G: This is completely dependent on where you are. Each area has its own varietals that grow there. It all comes down to climate and terroir. A chardonnay from Burgundy, France is completely different than a California chardonnay. California wines tend to have a more fruit-forward flavor, so bolder and bigger. More luscious than lean. Napa Valley is hot, so it has great sauvignon blanc and cabernet sauvignon. Sonoma Valley is a bit milder, so it has great chardonnay. Russian River has fabulous pinot noir because of the coastal fog. That being said, most wineries buy grapes from multiple regions so they have several varietals and styles to pour. I find that absolute novices tend to like champagne and white varietals more. They’re a little easier to taste than the complex, bolder reds, which are fun to experience too.
CW: When should we buy? How much should we buy?
G: This is easy: if you like it, buy it! If it is something you can’t find at home, have a case shipped to you. All the wineries will ship for about $10 a bottle (so $120 a case). If you really enjoy a certain winery’s offerings, you may want to join their wine club. That way, you’ll get wine shipped to your door two to six times a year. They also throw great parties for club members and you get perks like no tasting fee!
CW: What if we only buy a few bottles and want to take them home with us. Can we do that?
G: Certainly! Remember that you can transport wine in checked bags only. If you have just a few bottles, wrap them well in your clothing in the middle of your suitcase.

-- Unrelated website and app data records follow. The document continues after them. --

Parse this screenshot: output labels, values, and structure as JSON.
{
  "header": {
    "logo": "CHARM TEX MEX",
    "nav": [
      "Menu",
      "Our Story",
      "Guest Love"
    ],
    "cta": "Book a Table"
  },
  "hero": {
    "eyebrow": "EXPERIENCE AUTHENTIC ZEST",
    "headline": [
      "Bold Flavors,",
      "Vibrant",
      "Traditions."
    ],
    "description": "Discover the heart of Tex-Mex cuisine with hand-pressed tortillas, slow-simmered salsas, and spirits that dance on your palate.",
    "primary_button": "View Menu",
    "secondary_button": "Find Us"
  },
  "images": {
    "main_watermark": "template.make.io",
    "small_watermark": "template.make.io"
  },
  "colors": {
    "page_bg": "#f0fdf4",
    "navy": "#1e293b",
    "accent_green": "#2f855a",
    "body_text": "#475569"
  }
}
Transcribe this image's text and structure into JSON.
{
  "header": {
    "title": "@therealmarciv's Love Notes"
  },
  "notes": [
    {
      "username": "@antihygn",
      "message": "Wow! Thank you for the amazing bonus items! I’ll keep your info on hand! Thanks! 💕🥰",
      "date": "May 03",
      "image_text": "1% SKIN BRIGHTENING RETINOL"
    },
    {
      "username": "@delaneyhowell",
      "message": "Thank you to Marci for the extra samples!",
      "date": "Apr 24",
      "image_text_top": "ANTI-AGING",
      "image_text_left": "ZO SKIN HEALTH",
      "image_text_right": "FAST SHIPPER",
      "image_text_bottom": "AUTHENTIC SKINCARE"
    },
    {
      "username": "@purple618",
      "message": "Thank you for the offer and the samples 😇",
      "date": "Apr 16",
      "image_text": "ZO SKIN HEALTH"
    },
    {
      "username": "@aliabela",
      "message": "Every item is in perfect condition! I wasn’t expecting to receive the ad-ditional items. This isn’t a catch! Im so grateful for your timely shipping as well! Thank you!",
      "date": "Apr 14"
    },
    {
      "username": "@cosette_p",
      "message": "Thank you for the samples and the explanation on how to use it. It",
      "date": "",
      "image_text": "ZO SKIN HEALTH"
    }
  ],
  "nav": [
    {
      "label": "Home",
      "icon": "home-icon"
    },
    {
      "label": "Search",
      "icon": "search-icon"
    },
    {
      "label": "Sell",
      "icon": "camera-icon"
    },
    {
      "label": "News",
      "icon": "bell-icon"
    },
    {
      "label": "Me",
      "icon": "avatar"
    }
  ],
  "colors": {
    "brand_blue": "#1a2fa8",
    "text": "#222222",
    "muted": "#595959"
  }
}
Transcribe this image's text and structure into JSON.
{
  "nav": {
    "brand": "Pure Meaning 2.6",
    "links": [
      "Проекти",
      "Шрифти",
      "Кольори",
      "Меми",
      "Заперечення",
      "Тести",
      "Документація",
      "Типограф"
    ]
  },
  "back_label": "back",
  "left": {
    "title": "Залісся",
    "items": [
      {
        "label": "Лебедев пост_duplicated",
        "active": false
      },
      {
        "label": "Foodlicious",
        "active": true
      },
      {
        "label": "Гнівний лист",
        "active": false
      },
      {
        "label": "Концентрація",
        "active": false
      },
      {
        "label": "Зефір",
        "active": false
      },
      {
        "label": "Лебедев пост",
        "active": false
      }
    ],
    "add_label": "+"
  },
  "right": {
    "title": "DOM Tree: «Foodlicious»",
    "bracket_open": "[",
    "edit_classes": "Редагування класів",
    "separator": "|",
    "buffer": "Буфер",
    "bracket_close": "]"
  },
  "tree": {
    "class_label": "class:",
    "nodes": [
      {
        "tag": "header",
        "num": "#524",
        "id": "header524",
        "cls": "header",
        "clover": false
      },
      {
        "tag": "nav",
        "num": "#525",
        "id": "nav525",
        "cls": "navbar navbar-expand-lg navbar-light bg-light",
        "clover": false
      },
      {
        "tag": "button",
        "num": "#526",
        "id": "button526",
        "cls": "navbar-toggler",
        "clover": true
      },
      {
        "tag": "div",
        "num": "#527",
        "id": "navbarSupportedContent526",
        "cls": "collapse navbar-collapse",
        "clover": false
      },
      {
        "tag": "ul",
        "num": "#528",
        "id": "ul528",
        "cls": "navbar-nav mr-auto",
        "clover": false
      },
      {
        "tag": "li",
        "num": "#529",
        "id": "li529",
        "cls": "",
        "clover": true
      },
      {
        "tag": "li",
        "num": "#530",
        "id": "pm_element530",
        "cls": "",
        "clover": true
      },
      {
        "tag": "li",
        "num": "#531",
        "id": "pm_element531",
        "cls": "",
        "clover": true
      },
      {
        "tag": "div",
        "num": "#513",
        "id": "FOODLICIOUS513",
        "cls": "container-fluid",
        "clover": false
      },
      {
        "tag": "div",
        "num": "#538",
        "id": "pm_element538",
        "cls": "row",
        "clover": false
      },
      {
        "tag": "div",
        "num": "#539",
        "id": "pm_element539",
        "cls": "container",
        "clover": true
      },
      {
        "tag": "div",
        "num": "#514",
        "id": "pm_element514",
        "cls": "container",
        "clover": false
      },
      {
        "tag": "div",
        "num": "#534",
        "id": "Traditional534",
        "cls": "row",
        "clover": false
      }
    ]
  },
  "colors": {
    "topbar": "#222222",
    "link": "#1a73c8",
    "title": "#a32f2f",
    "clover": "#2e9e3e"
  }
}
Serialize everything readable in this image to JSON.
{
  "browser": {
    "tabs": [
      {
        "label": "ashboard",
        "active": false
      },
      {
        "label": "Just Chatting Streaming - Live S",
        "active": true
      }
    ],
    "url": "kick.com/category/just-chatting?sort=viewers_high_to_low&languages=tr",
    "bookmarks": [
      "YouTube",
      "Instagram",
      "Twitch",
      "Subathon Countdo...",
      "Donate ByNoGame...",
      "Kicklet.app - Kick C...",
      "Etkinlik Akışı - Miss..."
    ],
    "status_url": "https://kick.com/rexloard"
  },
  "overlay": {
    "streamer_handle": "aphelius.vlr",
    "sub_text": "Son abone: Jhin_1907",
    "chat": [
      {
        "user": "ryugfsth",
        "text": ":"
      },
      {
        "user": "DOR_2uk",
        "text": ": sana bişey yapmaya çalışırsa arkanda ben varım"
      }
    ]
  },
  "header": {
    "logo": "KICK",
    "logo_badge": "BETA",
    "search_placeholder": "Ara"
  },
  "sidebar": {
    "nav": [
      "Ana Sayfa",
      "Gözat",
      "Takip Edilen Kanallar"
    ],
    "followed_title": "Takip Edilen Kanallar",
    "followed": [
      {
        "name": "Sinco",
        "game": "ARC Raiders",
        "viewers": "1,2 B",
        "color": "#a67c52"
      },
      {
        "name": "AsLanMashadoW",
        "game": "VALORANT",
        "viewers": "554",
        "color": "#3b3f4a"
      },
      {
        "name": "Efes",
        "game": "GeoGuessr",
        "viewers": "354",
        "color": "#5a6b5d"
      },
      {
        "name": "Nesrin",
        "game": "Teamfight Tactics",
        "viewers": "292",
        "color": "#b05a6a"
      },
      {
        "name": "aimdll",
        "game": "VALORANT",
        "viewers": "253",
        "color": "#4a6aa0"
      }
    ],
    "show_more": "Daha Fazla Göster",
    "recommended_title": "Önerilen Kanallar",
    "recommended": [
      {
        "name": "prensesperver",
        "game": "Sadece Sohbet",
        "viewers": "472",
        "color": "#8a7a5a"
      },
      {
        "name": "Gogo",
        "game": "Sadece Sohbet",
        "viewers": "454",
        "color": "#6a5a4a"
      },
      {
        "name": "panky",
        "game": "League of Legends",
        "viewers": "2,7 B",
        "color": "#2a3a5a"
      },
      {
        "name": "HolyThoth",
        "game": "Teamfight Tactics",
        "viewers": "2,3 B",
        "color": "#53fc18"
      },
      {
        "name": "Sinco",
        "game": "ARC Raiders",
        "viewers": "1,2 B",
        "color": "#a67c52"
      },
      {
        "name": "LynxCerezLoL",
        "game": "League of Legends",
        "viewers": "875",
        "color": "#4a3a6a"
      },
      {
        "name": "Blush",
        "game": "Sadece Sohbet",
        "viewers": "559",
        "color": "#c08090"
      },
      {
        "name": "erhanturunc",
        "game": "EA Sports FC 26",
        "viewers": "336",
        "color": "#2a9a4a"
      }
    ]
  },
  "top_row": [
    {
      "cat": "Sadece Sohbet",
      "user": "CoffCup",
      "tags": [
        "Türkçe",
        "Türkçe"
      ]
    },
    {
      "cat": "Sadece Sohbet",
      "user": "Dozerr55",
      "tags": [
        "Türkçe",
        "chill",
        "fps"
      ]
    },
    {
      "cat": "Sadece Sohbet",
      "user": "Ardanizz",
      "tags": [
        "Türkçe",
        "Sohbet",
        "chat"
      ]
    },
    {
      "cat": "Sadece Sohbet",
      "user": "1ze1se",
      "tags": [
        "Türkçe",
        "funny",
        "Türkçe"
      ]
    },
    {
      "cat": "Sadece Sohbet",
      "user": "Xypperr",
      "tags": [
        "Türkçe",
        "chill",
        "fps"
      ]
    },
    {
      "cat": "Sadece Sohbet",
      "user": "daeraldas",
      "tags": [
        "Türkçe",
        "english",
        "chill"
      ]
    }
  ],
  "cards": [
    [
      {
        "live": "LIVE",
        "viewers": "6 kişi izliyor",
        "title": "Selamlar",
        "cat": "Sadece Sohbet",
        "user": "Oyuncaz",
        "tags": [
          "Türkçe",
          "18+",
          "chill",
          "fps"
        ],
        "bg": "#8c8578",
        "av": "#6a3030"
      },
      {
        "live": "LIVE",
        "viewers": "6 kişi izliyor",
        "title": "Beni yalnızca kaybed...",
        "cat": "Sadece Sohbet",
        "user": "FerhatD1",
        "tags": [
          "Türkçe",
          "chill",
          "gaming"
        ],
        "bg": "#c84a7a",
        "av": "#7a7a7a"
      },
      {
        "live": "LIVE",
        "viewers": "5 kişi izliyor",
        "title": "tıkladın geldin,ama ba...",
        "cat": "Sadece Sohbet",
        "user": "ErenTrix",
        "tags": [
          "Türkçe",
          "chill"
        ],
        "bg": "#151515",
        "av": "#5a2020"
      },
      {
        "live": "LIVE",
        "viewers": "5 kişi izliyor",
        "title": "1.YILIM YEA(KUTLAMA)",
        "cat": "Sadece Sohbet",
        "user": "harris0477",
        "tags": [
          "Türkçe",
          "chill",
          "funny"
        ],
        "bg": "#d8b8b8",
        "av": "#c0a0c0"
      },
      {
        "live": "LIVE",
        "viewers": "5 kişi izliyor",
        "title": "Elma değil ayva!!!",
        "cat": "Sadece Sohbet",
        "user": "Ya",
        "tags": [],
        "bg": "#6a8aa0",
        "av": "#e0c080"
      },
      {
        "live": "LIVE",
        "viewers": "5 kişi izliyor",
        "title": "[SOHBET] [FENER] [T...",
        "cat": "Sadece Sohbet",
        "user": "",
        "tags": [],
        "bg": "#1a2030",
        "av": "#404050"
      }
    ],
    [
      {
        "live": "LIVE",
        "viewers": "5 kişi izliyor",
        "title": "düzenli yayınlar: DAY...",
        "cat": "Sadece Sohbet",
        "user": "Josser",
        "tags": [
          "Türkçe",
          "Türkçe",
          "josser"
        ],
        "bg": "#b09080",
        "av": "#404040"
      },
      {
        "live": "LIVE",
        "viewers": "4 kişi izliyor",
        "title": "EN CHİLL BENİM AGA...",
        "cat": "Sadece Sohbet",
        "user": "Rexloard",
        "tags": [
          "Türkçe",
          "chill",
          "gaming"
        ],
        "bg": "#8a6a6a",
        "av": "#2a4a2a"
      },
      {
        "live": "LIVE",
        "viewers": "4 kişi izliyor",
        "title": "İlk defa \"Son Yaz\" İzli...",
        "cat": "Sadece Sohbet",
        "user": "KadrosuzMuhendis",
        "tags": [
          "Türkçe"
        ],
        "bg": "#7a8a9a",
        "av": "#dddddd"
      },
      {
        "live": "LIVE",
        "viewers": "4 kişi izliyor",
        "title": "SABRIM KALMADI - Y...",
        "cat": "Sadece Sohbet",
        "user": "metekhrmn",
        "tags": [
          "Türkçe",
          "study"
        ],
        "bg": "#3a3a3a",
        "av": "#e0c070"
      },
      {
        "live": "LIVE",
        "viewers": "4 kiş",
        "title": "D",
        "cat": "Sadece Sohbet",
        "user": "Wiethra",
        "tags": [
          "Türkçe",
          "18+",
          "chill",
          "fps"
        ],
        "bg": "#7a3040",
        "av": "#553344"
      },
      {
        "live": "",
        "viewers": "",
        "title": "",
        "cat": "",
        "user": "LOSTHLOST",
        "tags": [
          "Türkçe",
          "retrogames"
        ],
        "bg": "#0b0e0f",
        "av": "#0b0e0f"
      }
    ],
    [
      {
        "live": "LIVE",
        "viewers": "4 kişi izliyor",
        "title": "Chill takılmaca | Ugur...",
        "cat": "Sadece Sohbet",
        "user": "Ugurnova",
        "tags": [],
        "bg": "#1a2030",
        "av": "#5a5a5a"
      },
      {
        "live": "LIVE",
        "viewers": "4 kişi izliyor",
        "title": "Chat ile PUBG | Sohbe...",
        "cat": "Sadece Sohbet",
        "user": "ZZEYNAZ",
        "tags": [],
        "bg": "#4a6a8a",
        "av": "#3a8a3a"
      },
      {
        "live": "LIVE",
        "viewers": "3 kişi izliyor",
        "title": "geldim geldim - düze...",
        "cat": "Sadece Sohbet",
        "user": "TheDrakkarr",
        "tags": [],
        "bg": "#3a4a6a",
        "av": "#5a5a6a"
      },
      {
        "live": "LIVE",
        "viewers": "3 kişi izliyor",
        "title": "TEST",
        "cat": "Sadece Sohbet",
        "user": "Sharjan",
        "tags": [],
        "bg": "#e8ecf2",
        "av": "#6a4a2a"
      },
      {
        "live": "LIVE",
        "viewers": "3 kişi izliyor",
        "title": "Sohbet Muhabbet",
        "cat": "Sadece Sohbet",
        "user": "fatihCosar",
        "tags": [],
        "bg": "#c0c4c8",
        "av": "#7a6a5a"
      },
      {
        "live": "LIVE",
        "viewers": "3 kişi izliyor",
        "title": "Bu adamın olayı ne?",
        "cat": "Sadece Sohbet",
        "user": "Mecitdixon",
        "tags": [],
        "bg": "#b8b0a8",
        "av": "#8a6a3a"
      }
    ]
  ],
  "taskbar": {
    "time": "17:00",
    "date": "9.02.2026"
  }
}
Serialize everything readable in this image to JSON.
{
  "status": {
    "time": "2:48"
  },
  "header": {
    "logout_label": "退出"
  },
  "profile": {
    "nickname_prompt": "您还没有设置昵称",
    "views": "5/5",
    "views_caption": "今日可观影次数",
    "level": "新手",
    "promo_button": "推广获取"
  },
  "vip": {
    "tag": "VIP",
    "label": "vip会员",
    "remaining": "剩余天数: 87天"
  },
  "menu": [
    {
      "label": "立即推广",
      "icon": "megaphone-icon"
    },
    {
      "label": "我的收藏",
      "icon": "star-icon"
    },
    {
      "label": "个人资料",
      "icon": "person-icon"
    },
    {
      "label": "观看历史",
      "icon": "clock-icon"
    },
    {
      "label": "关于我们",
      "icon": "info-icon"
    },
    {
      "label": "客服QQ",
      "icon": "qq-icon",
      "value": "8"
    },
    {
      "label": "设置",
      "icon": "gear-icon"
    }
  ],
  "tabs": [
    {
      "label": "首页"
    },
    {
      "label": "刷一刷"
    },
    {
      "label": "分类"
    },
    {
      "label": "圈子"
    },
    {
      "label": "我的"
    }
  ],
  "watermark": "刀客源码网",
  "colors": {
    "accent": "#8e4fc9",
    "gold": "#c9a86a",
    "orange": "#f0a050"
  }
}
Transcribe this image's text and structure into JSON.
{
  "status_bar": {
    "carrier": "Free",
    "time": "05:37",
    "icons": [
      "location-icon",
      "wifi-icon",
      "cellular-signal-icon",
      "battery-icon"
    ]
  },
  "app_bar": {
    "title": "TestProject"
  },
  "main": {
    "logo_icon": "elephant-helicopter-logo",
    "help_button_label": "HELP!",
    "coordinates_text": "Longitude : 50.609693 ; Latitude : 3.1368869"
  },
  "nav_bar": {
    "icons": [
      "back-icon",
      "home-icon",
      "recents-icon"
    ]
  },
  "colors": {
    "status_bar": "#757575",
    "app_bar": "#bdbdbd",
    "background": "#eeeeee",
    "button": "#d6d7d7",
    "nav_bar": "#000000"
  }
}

My one warning is to never transport champagne (or any other sparkling wine) that way—the changing pressure and temperature of a plane could cause the bottle to burst! In addition, we offer a “wine check” that holds 12 bottles, so you can wheel it up to baggage and check it as luggage.
CW: Any final thoughts?
G: Have fun! This region is just so beautiful and relaxing. Exceptional scenery, acclaimed restaurants, and world-class wines all experienced on foot—it doesn’t get much better than that!